| Task requirements |
Scan the data below for lines holding the word "title", and copy each line found.

| Data shown |
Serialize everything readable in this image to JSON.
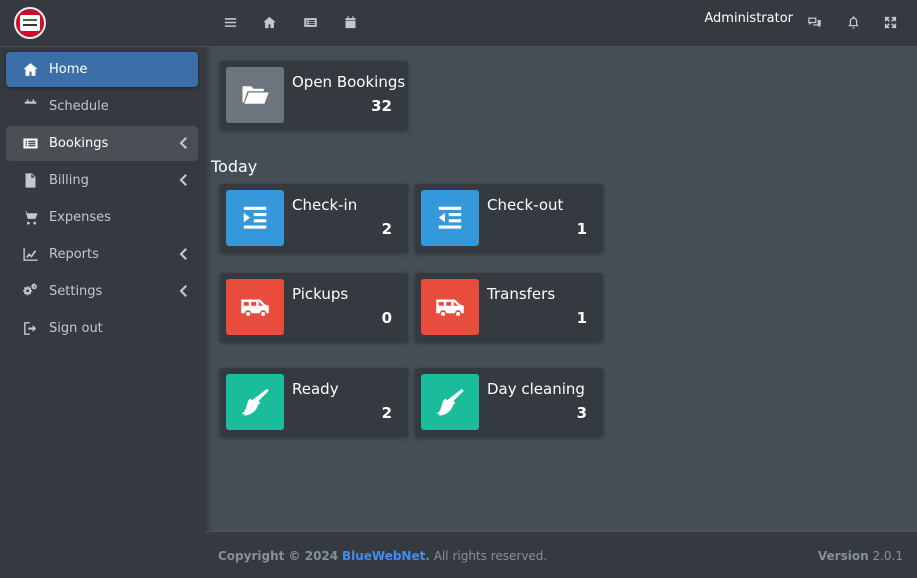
{
  "sidebar": {
    "logo_icon": "hotel-logo-icon",
    "items": [
      {
        "label": "Home",
        "icon": "home-icon",
        "state": "active",
        "has_submenu": false
      },
      {
        "label": "Schedule",
        "icon": "calendar-icon",
        "state": "normal",
        "has_submenu": false
      },
      {
        "label": "Bookings",
        "icon": "list-card-icon",
        "state": "open",
        "has_submenu": true
      },
      {
        "label": "Billing",
        "icon": "file-invoice-icon",
        "state": "normal",
        "has_submenu": true
      },
      {
        "label": "Expenses",
        "icon": "cart-icon",
        "state": "normal",
        "has_submenu": false
      },
      {
        "label": "Reports",
        "icon": "chart-line-icon",
        "state": "normal",
        "has_submenu": true
      },
      {
        "label": "Settings",
        "icon": "cogs-icon",
        "state": "normal",
        "has_submenu": true
      },
      {
        "label": "Sign out",
        "icon": "sign-out-icon",
        "state": "normal",
        "has_submenu": false
      }
    ]
  },
  "topbar": {
    "icons": [
      "menu-icon",
      "home-icon",
      "list-card-icon",
      "calendar-icon"
    ],
    "user_name": "Administrator",
    "right_icons": [
      "chat-icon",
      "bell-icon",
      "fullscreen-icon"
    ]
  },
  "dashboard": {
    "open_bookings": {
      "title": "Open Bookings",
      "value": "32",
      "icon": "folder-open-icon",
      "color": "#6c757d"
    },
    "today_label": "Today",
    "today": [
      {
        "title": "Check-in",
        "value": "2",
        "icon": "indent-icon",
        "color": "#3498db"
      },
      {
        "title": "Check-out",
        "value": "1",
        "icon": "outdent-icon",
        "color": "#3498db"
      },
      {
        "title": "Pickups",
        "value": "0",
        "icon": "shuttle-van-icon",
        "color": "#e74c3c"
      },
      {
        "title": "Transfers",
        "value": "1",
        "icon": "shuttle-van-icon",
        "color": "#e74c3c"
      },
      {
        "title": "Ready",
        "value": "2",
        "icon": "broom-icon",
        "color": "#1abc9c"
      },
      {
        "title": "Day cleaning",
        "value": "3",
        "icon": "broom-icon",
        "color": "#1abc9c"
      }
    ]
  },
  "footer": {
    "copyright_prefix": "Copyright © 2024",
    "brand": "BlueWebNet.",
    "suffix": "All rights reserved.",
    "version_label": "Version",
    "version_value": "2.0.1"
  },
  "colors": {
    "sidebar_bg": "#343a40",
    "content_bg": "#454d55",
    "active_nav": "#3c6ea8",
    "brand_link": "#3f8ef0"
  }
}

| Response area |
      "title": "Open Bookings",
        "title": "Check-in",
        "title": "Check-out",
        "title": "Pickups",
        "title": "Transfers",
        "title": "Ready",
        "title": "Day cleaning",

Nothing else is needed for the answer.